The Sarawak Railway Line is a proposed project by the Malaysian government to establishing a railway network in the state of Sarawak.[1][2] In 2008, it was reported the project will be ready in 2015 but still no signs of development by the government until present.[3]


Together with its neighbour of Sabah, Sarawak once had a small railway line, about 10 miles (16 km) long serving the region of Kuching, providing cargo and passenger services. It was opened in August 1915 and was ordered closed in 1931 due to financial losses, amidst the Great Depression. In the following years it was used occasionally to haul stone from the quarry at the 10th mile of the line, and during World War II it was taken over by the Japanese.

The line was finally closed in 1947; the tracks were sold for scrap in Singapore in 1959. During operation, the passenger coaches were acquired from Burma while the goods wagons were bought second-hand from FMSR. To date, Sarawak, as Malaysia's largest state by area, has no rail transport.[4] In the modern days, the Malaysian government is planning to revive the Sarawak railway system back beside upgrading the rail network in Sabah.[1]

Expansion proposal and connection of Borneo railway systems

Once if the project is complete, there is also a proposal to connecting the rail networks of Sabah and Sarawak in Malaysia with the provinces of Kalimantan in Indonesia that will be called as "Trans-Borneo Railway",[5] as Indonesia were currently developing the railway network on their side.[6][7]

See also

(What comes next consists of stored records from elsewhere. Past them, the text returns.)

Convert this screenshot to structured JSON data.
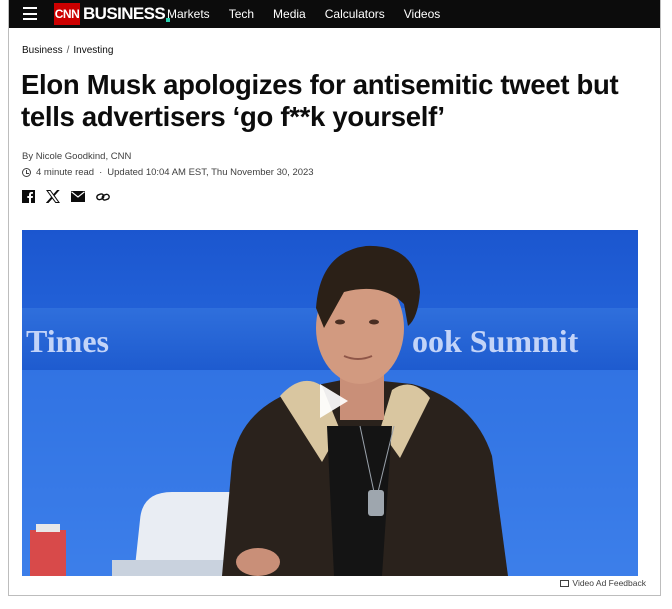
{
  "header": {
    "logo_cnn": "CNN",
    "logo_business": "BUSINESS",
    "nav": [
      "Markets",
      "Tech",
      "Media",
      "Calculators",
      "Videos"
    ]
  },
  "breadcrumb": {
    "items": [
      "Business",
      "Investing"
    ],
    "separator": "/"
  },
  "article": {
    "headline": "Elon Musk apologizes for antisemitic tweet but tells advertisers ‘go f**k yourself’",
    "byline_prefix": "By ",
    "author": "Nicole Goodkind, CNN",
    "read_time": "4 minute read",
    "updated": "Updated 10:04 AM EST, Thu November 30, 2023"
  },
  "share": {
    "icons": [
      "facebook-icon",
      "x-icon",
      "email-icon",
      "link-icon"
    ]
  },
  "video": {
    "backdrop_left_text": "Times",
    "backdrop_right_text": "ook Summit",
    "feedback_label": "Video Ad Feedback"
  },
  "colors": {
    "brand_red": "#cc0000",
    "header_bg": "#0c0c0c",
    "accent_teal": "#2bd1b0",
    "stage_blue": "#1f5fd6"
  }
}
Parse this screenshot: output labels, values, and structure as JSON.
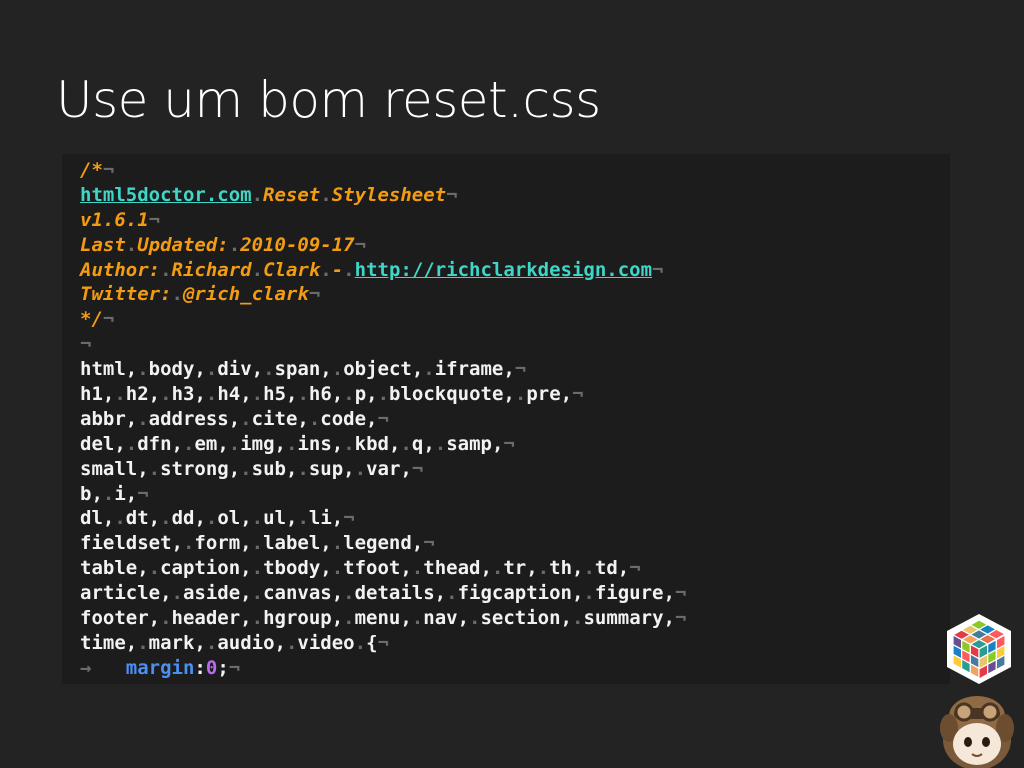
{
  "slide": {
    "title": "Use um bom reset.css"
  },
  "code": {
    "comment_lines": [
      "/*",
      "html5doctor.com Reset Stylesheet",
      "v1.6.1",
      "Last Updated: 2010-09-17",
      "Author: Richard Clark - ",
      "Twitter: @rich_clark",
      "*/"
    ],
    "author_url": "http://richclarkdesign.com",
    "site": "html5doctor.com",
    "selector_lines": [
      "html, body, div, span, object, iframe,",
      "h1, h2, h3, h4, h5, h6, p, blockquote, pre,",
      "abbr, address, cite, code,",
      "del, dfn, em, img, ins, kbd, q, samp,",
      "small, strong, sub, sup, var,",
      "b, i,",
      "dl, dt, dd, ol, ul, li,",
      "fieldset, form, label, legend,",
      "table, caption, tbody, tfoot, thead, tr, th, td,",
      "article, aside, canvas, details, figcaption, figure,",
      "footer, header, hgroup, menu, nav, section, summary,",
      "time, mark, audio, video {"
    ],
    "declaration": {
      "property": "margin",
      "value": "0"
    },
    "whitespace_markers": {
      "newline": "¬",
      "tab": "→",
      "space": "."
    }
  },
  "colors": {
    "background": "#232323",
    "comment": "#f39c12",
    "link": "#3fd6c8",
    "property": "#4a8ff2",
    "number": "#b86bf0"
  },
  "icons": [
    "rubik-cube-logo-icon",
    "aviator-mascot-icon"
  ]
}
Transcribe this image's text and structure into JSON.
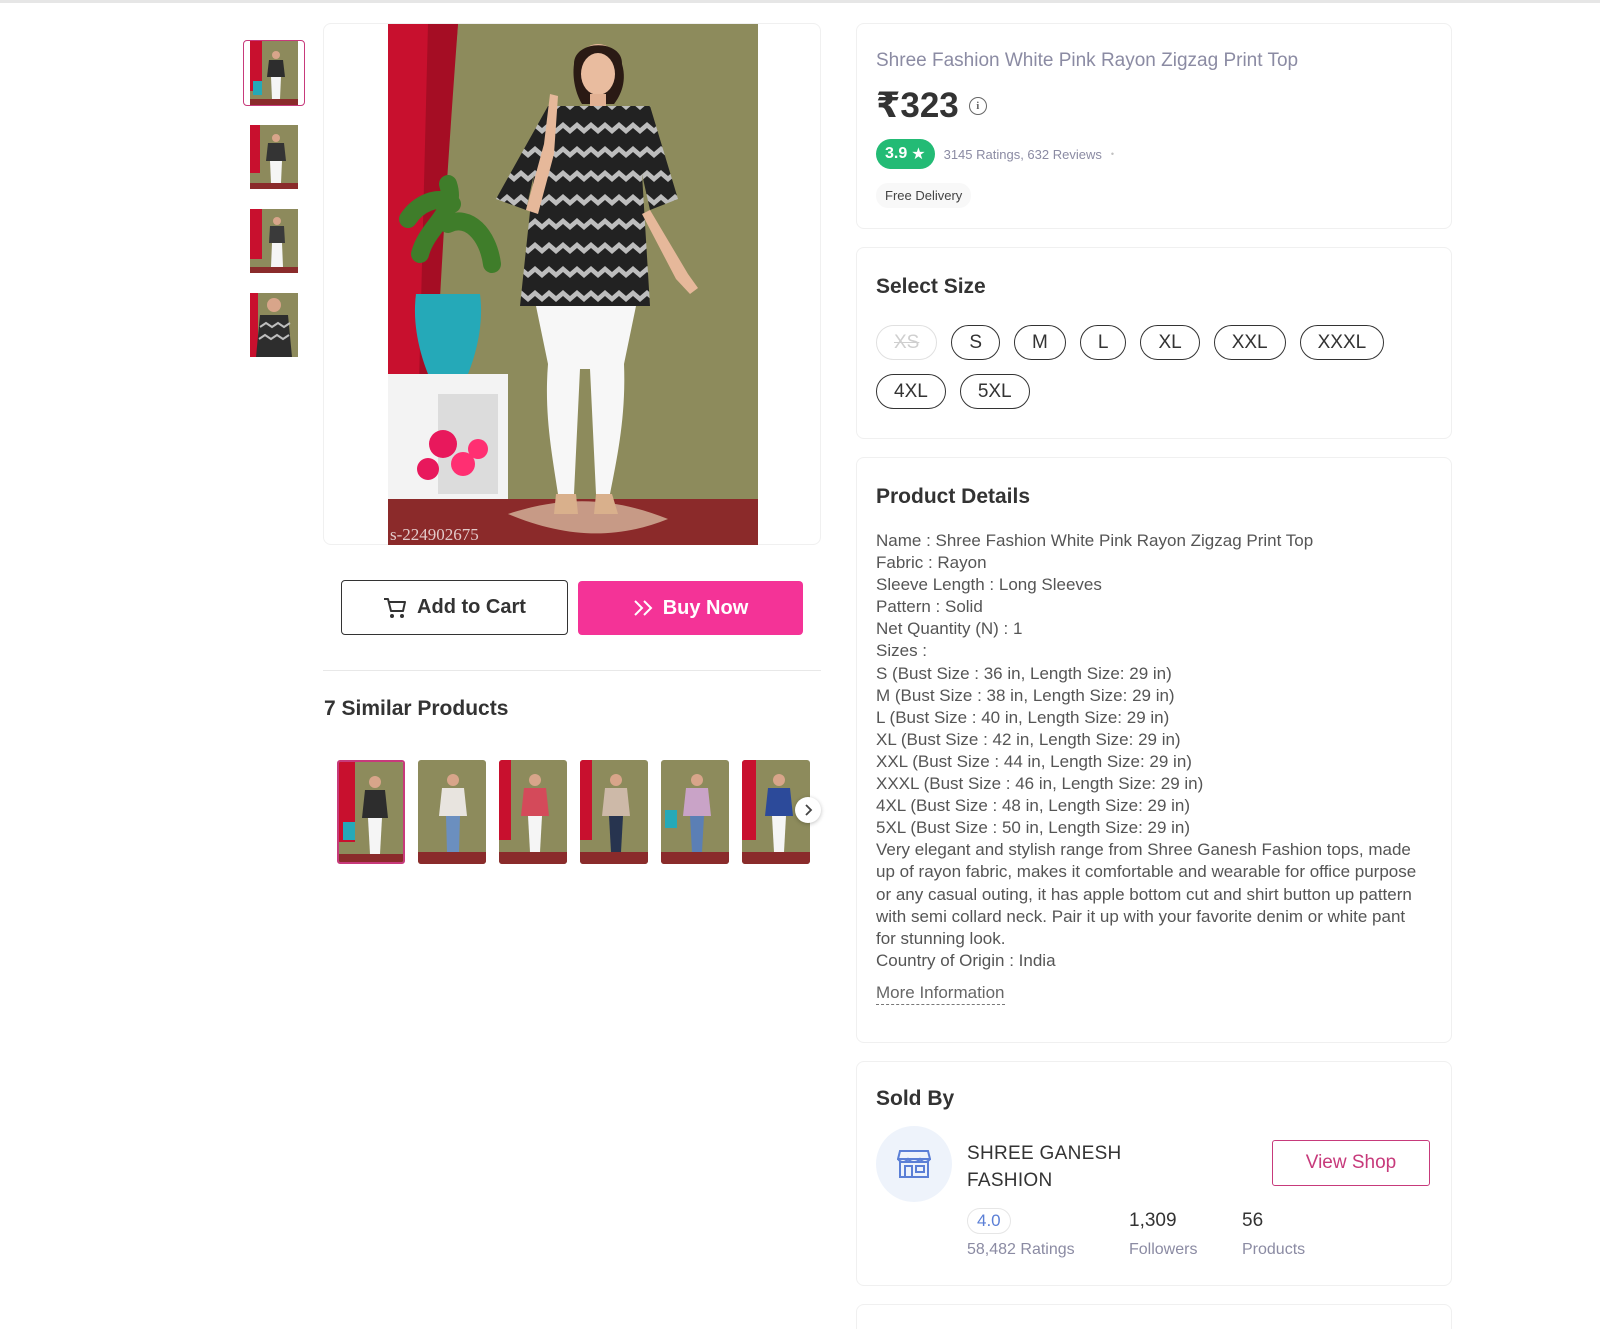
{
  "product": {
    "title": "Shree Fashion White Pink Rayon Zigzag Print Top",
    "price": "₹323",
    "rating": "3.9",
    "ratings_text": "3145 Ratings, 632 Reviews",
    "delivery": "Free Delivery",
    "image_code": "s-224902675"
  },
  "actions": {
    "add_to_cart": "Add to Cart",
    "buy_now": "Buy Now"
  },
  "similar": {
    "title": "7 Similar Products"
  },
  "size": {
    "title": "Select Size",
    "options": [
      "XS",
      "S",
      "M",
      "L",
      "XL",
      "XXL",
      "XXXL",
      "4XL",
      "5XL"
    ],
    "unavailable": [
      "XS"
    ]
  },
  "details": {
    "title": "Product Details",
    "lines": [
      "Name : Shree Fashion White Pink Rayon Zigzag Print Top",
      "Fabric : Rayon",
      "Sleeve Length : Long Sleeves",
      "Pattern : Solid",
      "Net Quantity (N) : 1",
      "Sizes :",
      "S (Bust Size : 36 in, Length Size: 29 in)",
      "M (Bust Size : 38 in, Length Size: 29 in)",
      "L (Bust Size : 40 in, Length Size: 29 in)",
      "XL (Bust Size : 42 in, Length Size: 29 in)",
      "XXL (Bust Size : 44 in, Length Size: 29 in)",
      "XXXL (Bust Size : 46 in, Length Size: 29 in)",
      "4XL (Bust Size : 48 in, Length Size: 29 in)",
      "5XL (Bust Size : 50 in, Length Size: 29 in)"
    ],
    "description": "Very elegant and stylish range from Shree Ganesh Fashion tops, made up of rayon fabric, makes it comfortable and wearable for office purpose or any casual outing, it has apple bottom cut and shirt button up pattern with semi collard neck. Pair it up with your favorite denim or white pant for stunning look.",
    "origin": "Country of Origin : India",
    "more": "More Information"
  },
  "seller": {
    "title": "Sold By",
    "name": "SHREE GANESH FASHION",
    "view_shop": "View Shop",
    "rating": "4.0",
    "ratings_label": "58,482 Ratings",
    "followers": "1,309",
    "followers_label": "Followers",
    "products": "56",
    "products_label": "Products"
  },
  "colors": {
    "accent": "#f43397",
    "brand_text": "#c73a7b",
    "rating_green": "#23bb75"
  }
}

  1. ^ a b "Sabah and Sarawak Network Development Planning". Ministry of Transport, Malaysia. Archived from the original on 14 March 2016. Retrieved 14 March 2016.
  2. ^ "Study on the Sarawak Railway Network Development". SMEC Holdings. Retrieved 14 March 2016.
  3. ^ "Sarawak's rapid railway ready by 2015". Bernama. The Brunei Times. 14 October 2008. Archived from the original on 14 March 2016. Retrieved 14 March 2016.
  4. ^ "Sarawak Government Railway". Asian Railways. Archived from the original on 14 March 2016. Retrieved 14 March 2016.
  5. ^ "Work on trans-Borneo rail line begins in November". New Straits Times. 15 April 2000. Retrieved 14 March 2016.
  6. ^ Fauzan Al-Rasyid (20 November 2015). "Pembangunan Rel Kereta Api di Kalimantan Resmi Dimulai" (in Indonesian). RBTH Indonesia. Retrieved 14 March 2016.
  7. ^ Angga Aliya ZRF (19 May 2017). "Peta Rel Kereta Kalimantan Rencana Jokowi" (in Indonesian). DetikFinance. Retrieved 29 May 2017.